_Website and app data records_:

*** Block opens ***

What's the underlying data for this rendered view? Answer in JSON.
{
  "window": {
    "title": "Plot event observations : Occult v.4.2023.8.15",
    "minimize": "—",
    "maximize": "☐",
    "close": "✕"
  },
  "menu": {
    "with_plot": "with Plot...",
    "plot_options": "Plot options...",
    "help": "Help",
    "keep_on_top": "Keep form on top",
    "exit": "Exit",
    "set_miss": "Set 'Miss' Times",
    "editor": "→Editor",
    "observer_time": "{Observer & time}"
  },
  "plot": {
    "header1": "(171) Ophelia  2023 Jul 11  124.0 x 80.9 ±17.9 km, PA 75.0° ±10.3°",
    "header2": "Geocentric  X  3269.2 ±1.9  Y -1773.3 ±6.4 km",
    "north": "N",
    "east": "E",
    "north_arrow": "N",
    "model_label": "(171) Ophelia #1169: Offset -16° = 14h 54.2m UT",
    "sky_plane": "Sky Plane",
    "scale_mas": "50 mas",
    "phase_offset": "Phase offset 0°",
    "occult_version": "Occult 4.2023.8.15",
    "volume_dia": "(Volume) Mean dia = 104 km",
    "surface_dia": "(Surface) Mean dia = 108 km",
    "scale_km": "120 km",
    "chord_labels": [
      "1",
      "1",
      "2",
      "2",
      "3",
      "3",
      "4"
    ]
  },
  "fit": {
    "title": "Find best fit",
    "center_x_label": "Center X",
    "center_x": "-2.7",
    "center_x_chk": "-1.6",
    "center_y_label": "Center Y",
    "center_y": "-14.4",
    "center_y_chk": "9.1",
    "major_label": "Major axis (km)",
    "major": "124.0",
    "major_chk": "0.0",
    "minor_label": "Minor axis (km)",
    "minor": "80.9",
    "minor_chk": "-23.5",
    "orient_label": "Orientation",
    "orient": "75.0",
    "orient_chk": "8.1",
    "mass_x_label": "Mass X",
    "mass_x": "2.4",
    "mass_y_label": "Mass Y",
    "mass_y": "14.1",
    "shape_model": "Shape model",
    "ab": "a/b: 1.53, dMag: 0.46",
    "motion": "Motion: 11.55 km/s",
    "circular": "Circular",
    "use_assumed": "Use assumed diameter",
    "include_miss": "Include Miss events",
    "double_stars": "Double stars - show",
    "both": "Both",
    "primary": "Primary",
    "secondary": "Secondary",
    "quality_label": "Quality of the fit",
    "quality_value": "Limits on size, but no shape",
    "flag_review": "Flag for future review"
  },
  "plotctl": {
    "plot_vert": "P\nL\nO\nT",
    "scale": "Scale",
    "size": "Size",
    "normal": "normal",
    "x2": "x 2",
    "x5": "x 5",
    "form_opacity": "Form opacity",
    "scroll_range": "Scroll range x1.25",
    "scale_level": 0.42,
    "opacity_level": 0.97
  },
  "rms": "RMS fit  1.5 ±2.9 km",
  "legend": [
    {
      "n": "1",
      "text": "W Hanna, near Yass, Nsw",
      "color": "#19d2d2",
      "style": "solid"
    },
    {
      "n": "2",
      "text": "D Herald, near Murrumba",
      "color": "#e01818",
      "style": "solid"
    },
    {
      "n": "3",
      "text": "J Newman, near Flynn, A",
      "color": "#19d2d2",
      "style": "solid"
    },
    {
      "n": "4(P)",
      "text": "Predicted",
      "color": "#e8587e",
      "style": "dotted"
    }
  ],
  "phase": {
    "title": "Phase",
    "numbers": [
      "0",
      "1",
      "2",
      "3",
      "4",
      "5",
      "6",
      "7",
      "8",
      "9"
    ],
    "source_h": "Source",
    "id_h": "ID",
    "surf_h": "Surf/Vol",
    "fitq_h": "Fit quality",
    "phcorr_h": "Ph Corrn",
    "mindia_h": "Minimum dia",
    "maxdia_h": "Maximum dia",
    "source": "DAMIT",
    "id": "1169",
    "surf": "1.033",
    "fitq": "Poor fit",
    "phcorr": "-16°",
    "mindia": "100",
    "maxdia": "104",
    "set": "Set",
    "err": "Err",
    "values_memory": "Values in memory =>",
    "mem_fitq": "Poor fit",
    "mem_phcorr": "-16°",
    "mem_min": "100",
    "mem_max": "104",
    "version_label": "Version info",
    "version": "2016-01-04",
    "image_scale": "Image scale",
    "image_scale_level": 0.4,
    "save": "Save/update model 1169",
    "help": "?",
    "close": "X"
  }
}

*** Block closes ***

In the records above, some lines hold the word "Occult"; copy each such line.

    "title": "Plot event observations : Occult v.4.2023.8.15",
    "occult_version": "Occult 4.2023.8.15",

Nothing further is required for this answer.